(Extracted data begins)

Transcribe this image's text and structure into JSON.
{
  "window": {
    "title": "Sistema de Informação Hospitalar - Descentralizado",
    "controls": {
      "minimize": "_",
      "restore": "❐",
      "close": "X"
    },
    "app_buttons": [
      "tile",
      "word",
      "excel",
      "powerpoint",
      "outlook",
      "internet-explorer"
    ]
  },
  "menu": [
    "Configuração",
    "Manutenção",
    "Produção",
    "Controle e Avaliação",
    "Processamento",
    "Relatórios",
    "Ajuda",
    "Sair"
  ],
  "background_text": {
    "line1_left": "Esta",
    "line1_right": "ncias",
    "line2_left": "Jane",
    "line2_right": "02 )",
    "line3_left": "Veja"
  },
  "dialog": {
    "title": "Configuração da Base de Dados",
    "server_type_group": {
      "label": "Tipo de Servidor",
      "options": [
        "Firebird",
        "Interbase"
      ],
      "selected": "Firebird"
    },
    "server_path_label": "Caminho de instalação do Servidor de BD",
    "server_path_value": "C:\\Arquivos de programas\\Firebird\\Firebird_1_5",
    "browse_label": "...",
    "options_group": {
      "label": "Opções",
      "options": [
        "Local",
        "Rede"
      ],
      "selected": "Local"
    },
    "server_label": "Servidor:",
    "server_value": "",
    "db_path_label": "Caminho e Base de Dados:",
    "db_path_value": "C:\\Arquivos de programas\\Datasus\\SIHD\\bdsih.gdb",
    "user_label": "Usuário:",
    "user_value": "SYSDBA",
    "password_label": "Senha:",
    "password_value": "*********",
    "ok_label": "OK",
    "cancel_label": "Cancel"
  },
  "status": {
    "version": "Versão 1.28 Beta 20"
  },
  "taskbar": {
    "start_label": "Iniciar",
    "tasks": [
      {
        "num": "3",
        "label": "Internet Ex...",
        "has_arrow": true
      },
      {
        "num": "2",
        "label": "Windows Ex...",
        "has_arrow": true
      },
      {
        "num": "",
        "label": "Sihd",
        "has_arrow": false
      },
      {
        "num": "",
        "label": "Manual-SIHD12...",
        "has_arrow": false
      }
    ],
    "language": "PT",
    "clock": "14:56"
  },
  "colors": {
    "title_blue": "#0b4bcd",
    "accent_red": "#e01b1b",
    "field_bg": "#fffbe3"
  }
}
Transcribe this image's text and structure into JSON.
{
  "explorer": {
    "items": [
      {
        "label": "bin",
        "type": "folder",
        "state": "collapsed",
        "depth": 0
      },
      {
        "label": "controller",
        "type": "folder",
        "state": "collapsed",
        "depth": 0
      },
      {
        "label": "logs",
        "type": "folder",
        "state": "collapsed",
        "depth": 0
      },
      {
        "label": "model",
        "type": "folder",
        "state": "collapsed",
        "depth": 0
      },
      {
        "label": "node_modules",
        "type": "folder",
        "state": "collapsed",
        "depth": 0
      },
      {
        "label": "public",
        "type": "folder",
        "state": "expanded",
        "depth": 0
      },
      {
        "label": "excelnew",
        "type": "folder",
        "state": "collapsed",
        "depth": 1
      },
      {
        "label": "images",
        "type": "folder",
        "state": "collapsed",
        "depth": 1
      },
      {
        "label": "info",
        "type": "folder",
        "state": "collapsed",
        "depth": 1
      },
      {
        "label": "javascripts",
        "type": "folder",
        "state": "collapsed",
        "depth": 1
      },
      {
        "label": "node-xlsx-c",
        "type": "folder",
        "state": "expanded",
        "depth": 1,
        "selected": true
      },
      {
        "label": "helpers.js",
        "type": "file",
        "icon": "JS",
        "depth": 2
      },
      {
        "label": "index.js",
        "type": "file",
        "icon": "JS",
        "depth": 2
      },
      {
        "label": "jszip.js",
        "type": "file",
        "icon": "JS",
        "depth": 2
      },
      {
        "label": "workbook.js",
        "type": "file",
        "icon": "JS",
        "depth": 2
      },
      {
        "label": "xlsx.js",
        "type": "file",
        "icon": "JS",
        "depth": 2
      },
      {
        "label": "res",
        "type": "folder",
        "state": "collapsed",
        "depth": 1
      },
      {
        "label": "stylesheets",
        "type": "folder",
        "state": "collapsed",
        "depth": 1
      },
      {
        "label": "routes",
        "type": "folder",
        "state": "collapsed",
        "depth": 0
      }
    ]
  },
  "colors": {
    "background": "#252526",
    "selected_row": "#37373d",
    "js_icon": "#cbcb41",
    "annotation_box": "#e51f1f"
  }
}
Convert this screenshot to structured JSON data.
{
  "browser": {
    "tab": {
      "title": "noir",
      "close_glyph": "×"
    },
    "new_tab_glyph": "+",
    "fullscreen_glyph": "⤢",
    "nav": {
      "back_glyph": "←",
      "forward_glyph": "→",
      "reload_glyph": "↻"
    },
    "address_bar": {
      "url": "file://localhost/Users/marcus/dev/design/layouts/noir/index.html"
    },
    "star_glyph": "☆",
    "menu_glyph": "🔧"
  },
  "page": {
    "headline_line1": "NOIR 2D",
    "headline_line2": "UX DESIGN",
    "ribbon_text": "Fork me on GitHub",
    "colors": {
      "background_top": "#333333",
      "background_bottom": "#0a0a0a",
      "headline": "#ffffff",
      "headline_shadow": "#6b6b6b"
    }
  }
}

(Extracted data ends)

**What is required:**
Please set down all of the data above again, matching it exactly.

**Solution to this task:**
Transcribe this image's text and structure into JSON.
{
  "window": {
    "title": "Sistema de Informação Hospitalar - Descentralizado",
    "controls": {
      "minimize": "_",
      "restore": "❐",
      "close": "X"
    },
    "app_buttons": [
      "tile",
      "word",
      "excel",
      "powerpoint",
      "outlook",
      "internet-explorer"
    ]
  },
  "menu": [
    "Configuração",
    "Manutenção",
    "Produção",
    "Controle e Avaliação",
    "Processamento",
    "Relatórios",
    "Ajuda",
    "Sair"
  ],
  "background_text": {
    "line1_left": "Esta",
    "line1_right": "ncias",
    "line2_left": "Jane",
    "line2_right": "02 )",
    "line3_left": "Veja"
  },
  "dialog": {
    "title": "Configuração da Base de Dados",
    "server_type_group": {
      "label": "Tipo de Servidor",
      "options": [
        "Firebird",
        "Interbase"
      ],
      "selected": "Firebird"
    },
    "server_path_label": "Caminho de instalação do Servidor de BD",
    "server_path_value": "C:\\Arquivos de programas\\Firebird\\Firebird_1_5",
    "browse_label": "...",
    "options_group": {
      "label": "Opções",
      "options": [
        "Local",
        "Rede"
      ],
      "selected": "Local"
    },
    "server_label": "Servidor:",
    "server_value": "",
    "db_path_label": "Caminho e Base de Dados:",
    "db_path_value": "C:\\Arquivos de programas\\Datasus\\SIHD\\bdsih.gdb",
    "user_label": "Usuário:",
    "user_value": "SYSDBA",
    "password_label": "Senha:",
    "password_value": "*********",
    "ok_label": "OK",
    "cancel_label": "Cancel"
  },
  "status": {
    "version": "Versão 1.28 Beta 20"
  },
  "taskbar": {
    "start_label": "Iniciar",
    "tasks": [
      {
        "num": "3",
        "label": "Internet Ex...",
        "has_arrow": true
      },
      {
        "num": "2",
        "label": "Windows Ex...",
        "has_arrow": true
      },
      {
        "num": "",
        "label": "Sihd",
        "has_arrow": false
      },
      {
        "num": "",
        "label": "Manual-SIHD12...",
        "has_arrow": false
      }
    ],
    "language": "PT",
    "clock": "14:56"
  },
  "colors": {
    "title_blue": "#0b4bcd",
    "accent_red": "#e01b1b",
    "field_bg": "#fffbe3"
  }
}
Transcribe this image's text and structure into JSON.
{
  "explorer": {
    "items": [
      {
        "label": "bin",
        "type": "folder",
        "state": "collapsed",
        "depth": 0
      },
      {
        "label": "controller",
        "type": "folder",
        "state": "collapsed",
        "depth": 0
      },
      {
        "label": "logs",
        "type": "folder",
        "state": "collapsed",
        "depth": 0
      },
      {
        "label": "model",
        "type": "folder",
        "state": "collapsed",
        "depth": 0
      },
      {
        "label": "node_modules",
        "type": "folder",
        "state": "collapsed",
        "depth": 0
      },
      {
        "label": "public",
        "type": "folder",
        "state": "expanded",
        "depth": 0
      },
      {
        "label": "excelnew",
        "type": "folder",
        "state": "collapsed",
        "depth": 1
      },
      {
        "label": "images",
        "type": "folder",
        "state": "collapsed",
        "depth": 1
      },
      {
        "label": "info",
        "type": "folder",
        "state": "collapsed",
        "depth": 1
      },
      {
        "label": "javascripts",
        "type": "folder",
        "state": "collapsed",
        "depth": 1
      },
      {
        "label": "node-xlsx-c",
        "type": "folder",
        "state": "expanded",
        "depth": 1,
        "selected": true
      },
      {
        "label": "helpers.js",
        "type": "file",
        "icon": "JS",
        "depth": 2
      },
      {
        "label": "index.js",
        "type": "file",
        "icon": "JS",
        "depth": 2
      },
      {
        "label": "jszip.js",
        "type": "file",
        "icon": "JS",
        "depth": 2
      },
      {
        "label": "workbook.js",
        "type": "file",
        "icon": "JS",
        "depth": 2
      },
      {
        "label": "xlsx.js",
        "type": "file",
        "icon": "JS",
        "depth": 2
      },
      {
        "label": "res",
        "type": "folder",
        "state": "collapsed",
        "depth": 1
      },
      {
        "label": "stylesheets",
        "type": "folder",
        "state": "collapsed",
        "depth": 1
      },
      {
        "label": "routes",
        "type": "folder",
        "state": "collapsed",
        "depth": 0
      }
    ]
  },
  "colors": {
    "background": "#252526",
    "selected_row": "#37373d",
    "js_icon": "#cbcb41",
    "annotation_box": "#e51f1f"
  }
}
Convert this screenshot to structured JSON data.
{
  "browser": {
    "tab": {
      "title": "noir",
      "close_glyph": "×"
    },
    "new_tab_glyph": "+",
    "fullscreen_glyph": "⤢",
    "nav": {
      "back_glyph": "←",
      "forward_glyph": "→",
      "reload_glyph": "↻"
    },
    "address_bar": {
      "url": "file://localhost/Users/marcus/dev/design/layouts/noir/index.html"
    },
    "star_glyph": "☆",
    "menu_glyph": "🔧"
  },
  "page": {
    "headline_line1": "NOIR 2D",
    "headline_line2": "UX DESIGN",
    "ribbon_text": "Fork me on GitHub",
    "colors": {
      "background_top": "#333333",
      "background_bottom": "#0a0a0a",
      "headline": "#ffffff",
      "headline_shadow": "#6b6b6b"
    }
  }
}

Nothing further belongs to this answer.